TASK BRIEF
Reproduce the data below word for word, setting aside any picture it holds.

GIVEN DATA
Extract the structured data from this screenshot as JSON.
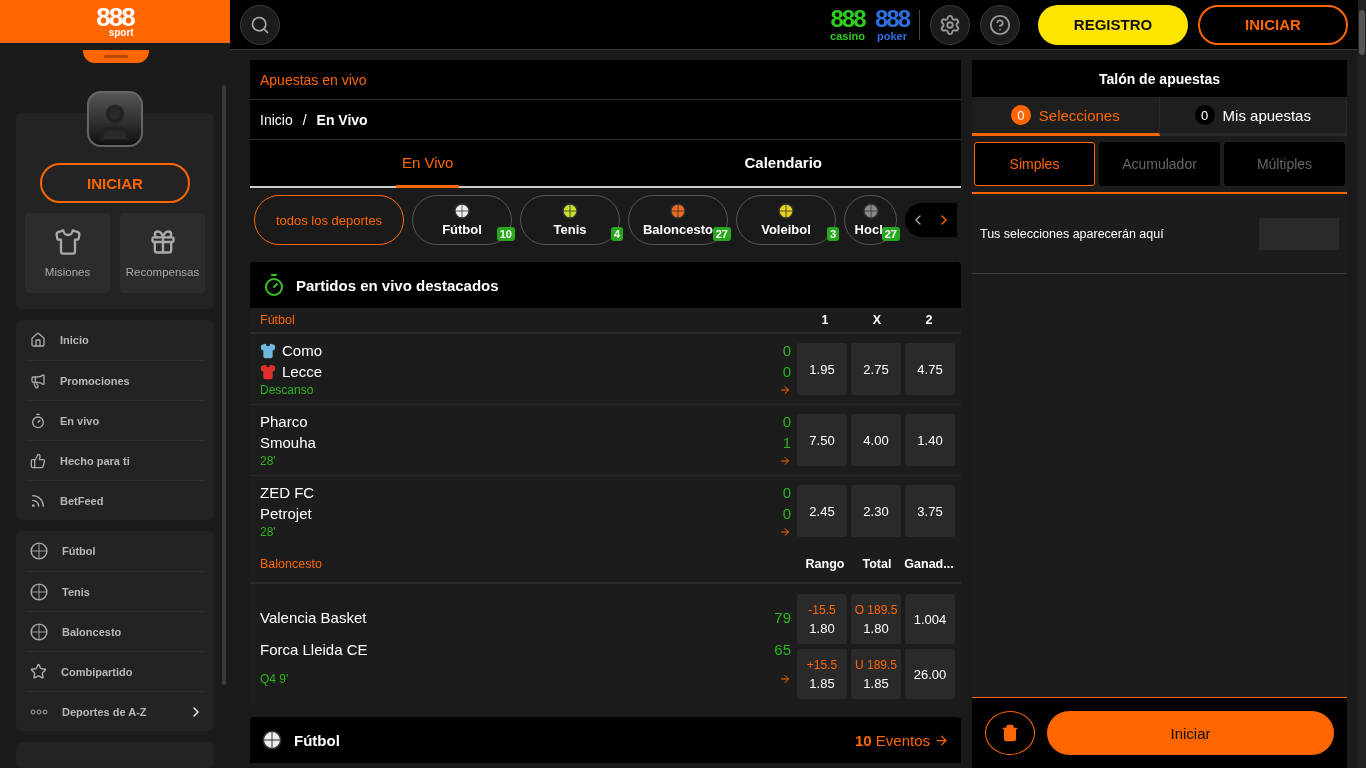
{
  "logo": {
    "main": "888",
    "sub": "sport"
  },
  "header": {
    "brands": [
      {
        "main": "888",
        "sub": "casino",
        "color": "#2ecc1f"
      },
      {
        "main": "888",
        "sub": "poker",
        "color": "#2e6fe0"
      }
    ],
    "register": "REGISTRO",
    "login": "INICIAR"
  },
  "sidebar": {
    "login": "INICIAR",
    "tiles": [
      "Misiones",
      "Recompensas"
    ],
    "groups": [
      [
        "Inicio",
        "Promociones",
        "En vivo",
        "Hecho para ti",
        "BetFeed"
      ],
      [
        "Fútbol",
        "Tenis",
        "Baloncesto",
        "Combipartido",
        "Deportes de A-Z"
      ]
    ]
  },
  "main": {
    "title": "Apuestas en vivo",
    "breadcrumb": [
      "Inicio",
      "/",
      "En Vivo"
    ],
    "tabs": [
      {
        "label": "En Vivo",
        "selected": true
      },
      {
        "label": "Calendario",
        "selected": false
      }
    ],
    "sports": [
      {
        "label": "todos los deportes",
        "selected": true
      },
      {
        "label": "Fútbol",
        "count": "10",
        "selected": false
      },
      {
        "label": "Tenis",
        "count": "4",
        "selected": false
      },
      {
        "label": "Baloncesto",
        "count": "27",
        "selected": false
      },
      {
        "label": "Voleibol",
        "count": "3",
        "selected": false
      },
      {
        "label": "Hock",
        "count": "27",
        "selected": false
      }
    ],
    "featured": {
      "title": "Partidos en vivo destacados",
      "sections": [
        {
          "sport": "Fútbol",
          "columns": [
            "1",
            "X",
            "2"
          ],
          "events": [
            {
              "teams": [
                {
                  "name": "Como",
                  "score": "0",
                  "color": "#6fb7e0"
                },
                {
                  "name": "Lecce",
                  "score": "0",
                  "color": "#e0302a"
                }
              ],
              "status": "Descanso",
              "odds": [
                [
                  {
                    "price": "1.95"
                  },
                  {
                    "price": "2.75"
                  },
                  {
                    "price": "4.75"
                  }
                ]
              ]
            },
            {
              "teams": [
                {
                  "name": "Pharco",
                  "score": "0"
                },
                {
                  "name": "Smouha",
                  "score": "1"
                }
              ],
              "status": "28'",
              "odds": [
                [
                  {
                    "price": "7.50"
                  },
                  {
                    "price": "4.00"
                  },
                  {
                    "price": "1.40"
                  }
                ]
              ]
            },
            {
              "teams": [
                {
                  "name": "ZED FC",
                  "score": "0"
                },
                {
                  "name": "Petrojet",
                  "score": "0"
                }
              ],
              "status": "28'",
              "odds": [
                [
                  {
                    "price": "2.45"
                  },
                  {
                    "price": "2.30"
                  },
                  {
                    "price": "3.75"
                  }
                ]
              ]
            }
          ]
        },
        {
          "sport": "Baloncesto",
          "columns": [
            "Rango",
            "Total",
            "Ganad..."
          ],
          "events": [
            {
              "teams": [
                {
                  "name": "Valencia Basket",
                  "score": "79"
                },
                {
                  "name": "Forca Lleida CE",
                  "score": "65"
                }
              ],
              "status": "Q4 9'",
              "odds": [
                [
                  {
                    "line": "-15.5",
                    "price": "1.80"
                  },
                  {
                    "line": "O 189.5",
                    "price": "1.80"
                  },
                  {
                    "price": "1.004"
                  }
                ],
                [
                  {
                    "line": "+15.5",
                    "price": "1.85"
                  },
                  {
                    "line": "U 189.5",
                    "price": "1.85"
                  },
                  {
                    "price": "26.00"
                  }
                ]
              ]
            }
          ]
        }
      ]
    },
    "next": {
      "title": "Fútbol",
      "link": "**10** Eventos"
    }
  },
  "betslip": {
    "title": "Talón de apuestas",
    "tabs": [
      {
        "count": "0",
        "label": "Selecciones",
        "selected": true
      },
      {
        "count": "0",
        "label": "Mis apuestas",
        "selected": false
      }
    ],
    "types": [
      {
        "label": "Simples",
        "selected": true
      },
      {
        "label": "Acumulador",
        "selected": false
      },
      {
        "label": "Múltiples",
        "selected": false
      }
    ],
    "empty": "Tus selecciones aparecerán aquí",
    "submit": "Iniciar"
  }
}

RESPONSE TO THE EXERCISE
Extract the structured data from this screenshot as JSON.
{
  "logo": {
    "main": "888",
    "sub": "sport"
  },
  "header": {
    "brands": [
      {
        "main": "888",
        "sub": "casino",
        "color": "#2ecc1f"
      },
      {
        "main": "888",
        "sub": "poker",
        "color": "#2e6fe0"
      }
    ],
    "register": "REGISTRO",
    "login": "INICIAR"
  },
  "sidebar": {
    "login": "INICIAR",
    "tiles": [
      "Misiones",
      "Recompensas"
    ],
    "groups": [
      [
        "Inicio",
        "Promociones",
        "En vivo",
        "Hecho para ti",
        "BetFeed"
      ],
      [
        "Fútbol",
        "Tenis",
        "Baloncesto",
        "Combipartido",
        "Deportes de A-Z"
      ]
    ]
  },
  "main": {
    "title": "Apuestas en vivo",
    "breadcrumb": [
      "Inicio",
      "/",
      "En Vivo"
    ],
    "tabs": [
      {
        "label": "En Vivo",
        "selected": true
      },
      {
        "label": "Calendario",
        "selected": false
      }
    ],
    "sports": [
      {
        "label": "todos los deportes",
        "selected": true
      },
      {
        "label": "Fútbol",
        "count": "10",
        "selected": false
      },
      {
        "label": "Tenis",
        "count": "4",
        "selected": false
      },
      {
        "label": "Baloncesto",
        "count": "27",
        "selected": false
      },
      {
        "label": "Voleibol",
        "count": "3",
        "selected": false
      },
      {
        "label": "Hock",
        "count": "27",
        "selected": false
      }
    ],
    "featured": {
      "title": "Partidos en vivo destacados",
      "sections": [
        {
          "sport": "Fútbol",
          "columns": [
            "1",
            "X",
            "2"
          ],
          "events": [
            {
              "teams": [
                {
                  "name": "Como",
                  "score": "0",
                  "color": "#6fb7e0"
                },
                {
                  "name": "Lecce",
                  "score": "0",
                  "color": "#e0302a"
                }
              ],
              "status": "Descanso",
              "odds": [
                [
                  {
                    "price": "1.95"
                  },
                  {
                    "price": "2.75"
                  },
                  {
                    "price": "4.75"
                  }
                ]
              ]
            },
            {
              "teams": [
                {
                  "name": "Pharco",
                  "score": "0"
                },
                {
                  "name": "Smouha",
                  "score": "1"
                }
              ],
              "status": "28'",
              "odds": [
                [
                  {
                    "price": "7.50"
                  },
                  {
                    "price": "4.00"
                  },
                  {
                    "price": "1.40"
                  }
                ]
              ]
            },
            {
              "teams": [
                {
                  "name": "ZED FC",
                  "score": "0"
                },
                {
                  "name": "Petrojet",
                  "score": "0"
                }
              ],
              "status": "28'",
              "odds": [
                [
                  {
                    "price": "2.45"
                  },
                  {
                    "price": "2.30"
                  },
                  {
                    "price": "3.75"
                  }
                ]
              ]
            }
          ]
        },
        {
          "sport": "Baloncesto",
          "columns": [
            "Rango",
            "Total",
            "Ganad..."
          ],
          "events": [
            {
              "teams": [
                {
                  "name": "Valencia Basket",
                  "score": "79"
                },
                {
                  "name": "Forca Lleida CE",
                  "score": "65"
                }
              ],
              "status": "Q4 9'",
              "odds": [
                [
                  {
                    "line": "-15.5",
                    "price": "1.80"
                  },
                  {
                    "line": "O 189.5",
                    "price": "1.80"
                  },
                  {
                    "price": "1.004"
                  }
                ],
                [
                  {
                    "line": "+15.5",
                    "price": "1.85"
                  },
                  {
                    "line": "U 189.5",
                    "price": "1.85"
                  },
                  {
                    "price": "26.00"
                  }
                ]
              ]
            }
          ]
        }
      ]
    },
    "next": {
      "title": "Fútbol",
      "link": "**10** Eventos"
    }
  },
  "betslip": {
    "title": "Talón de apuestas",
    "tabs": [
      {
        "count": "0",
        "label": "Selecciones",
        "selected": true
      },
      {
        "count": "0",
        "label": "Mis apuestas",
        "selected": false
      }
    ],
    "types": [
      {
        "label": "Simples",
        "selected": true
      },
      {
        "label": "Acumulador",
        "selected": false
      },
      {
        "label": "Múltiples",
        "selected": false
      }
    ],
    "empty": "Tus selecciones aparecerán aquí",
    "submit": "Iniciar"
  }
}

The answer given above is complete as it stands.